Moments such as these test our faith. One could ask, “How is it God allows such terrible tragedies to occur?” The greatest act of God’s love for us is the profound respect for our freedom. We are a sinful people, but we stand in hope because of God’s abundant love, mercy and forgiveness. Just as human beings are capable of violence, we are more capable of peace.  We know this because of the loving self-gift of Jesus on the cross which brought us salvation.

As a people of faith, there is no more important solution than to deepen our relationship with God. And so, in the midst our busy daily activities, I suggest we carve out some extra time for prayer. You might consider a visit to the church in the presence of the Blessed Sacrament to ponder and reflect in silence and quiet. You might make the reading of the Bible, God’s powerful word, the greater part of your life. You might seek to attend a daily mass, the source and summit of our Christian life. I will also place resources on our website to help.

Second, cherish the people God has graced you with in your lives.  Seek never to take them for granted, and hug them and share your love for them often.  And remember every person you encounter is an invitation to grow closer to God.

God reminds us gently and forcefully of his profound love.  We imitate our God in this profound love as we seek to create the care essential for connected communities.

Homily for Tuesday, December 18, 2012

Today’s Readings

God is with us. Have you really spent any time to think about the beauty of that statement? God is with us. It can be easy for us to take for granted this basic truth of our faith. God is with us. In just a few days we will commemorate the tremendous gift of God become human. The Word made flesh. God is with us.

But do we fully comprehend the beauty of our God who is close to us? Understandably, as in the first reading, people who have experienced difficult situations, circumstances, or events in their lives have a hard time believing that God is with us. Those who suffer because of domestic violence or abuse may have a hard time believing that God is with us. Those parts of the world that are wracked by violence because of war, or even in our own country because of gun violence, and other types of violence, may question whether or not God is really with us.

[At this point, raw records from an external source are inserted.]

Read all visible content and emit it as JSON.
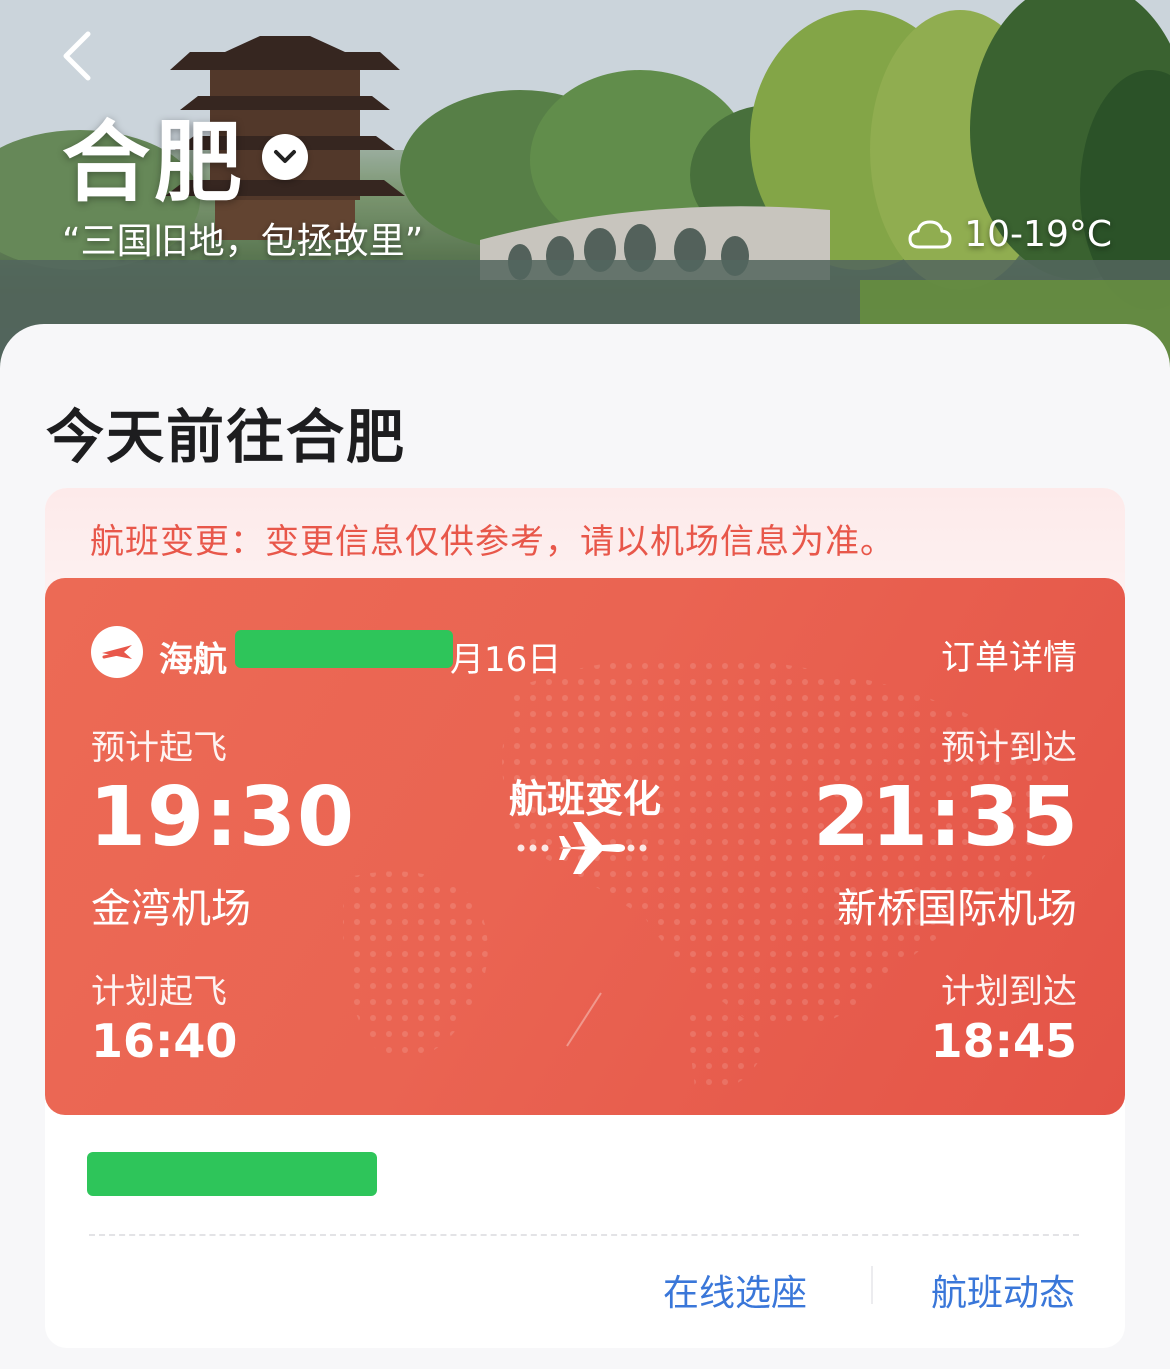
{
  "header": {
    "city": "合肥",
    "slogan": "“三国旧地，包拯故里”",
    "weather": {
      "icon": "cloud-icon",
      "temperature": "10-19°C"
    }
  },
  "section": {
    "title": "今天前往合肥"
  },
  "notice": {
    "text": "航班变更：变更信息仅供参考，请以机场信息为准。",
    "color": "#e8574a"
  },
  "flight": {
    "airline": "海航",
    "date_suffix": "月16日",
    "order_detail_label": "订单详情",
    "status": "航班变化",
    "departure": {
      "estimated_label": "预计起飞",
      "estimated_time": "19:30",
      "airport": "金湾机场",
      "scheduled_label": "计划起飞",
      "scheduled_time": "16:40"
    },
    "arrival": {
      "estimated_label": "预计到达",
      "estimated_time": "21:35",
      "airport": "新桥国际机场",
      "scheduled_label": "计划到达",
      "scheduled_time": "18:45"
    },
    "card_color": "#ea6452"
  },
  "actions": {
    "select_seat": "在线选座",
    "flight_status": "航班动态",
    "link_color": "#3a77d9"
  }
}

In fact we know the problem of evil is a barrier that many cannot overcome believing in God. How could an all loving God permit evil? Why do bad things happen to good people? Why doesn’t God step in and prevent senseless tragedies? How can it be that God is with us when so many of these horrible things are still occurring?

The truth is very complex, and even the answers traditionally given do not always satisfy. But what today’s readings assure us of is the fact that God is indeed with us. It is not the case that we are spared from every difficulty of life. We know for instance that many of the things that occur in our lives that are in fact people come because of our own hands. We fight too much, share too little, and harm too often. We commit evil actions against one another.

The truth when encountering today’s readings is that God is indeed with us. God stands with us. God extends to us the gift of new life. God becomes one in our messy existence. Even though we do not always treat each other well God remains always with us, by our side, forgiving, loving, and caring for us.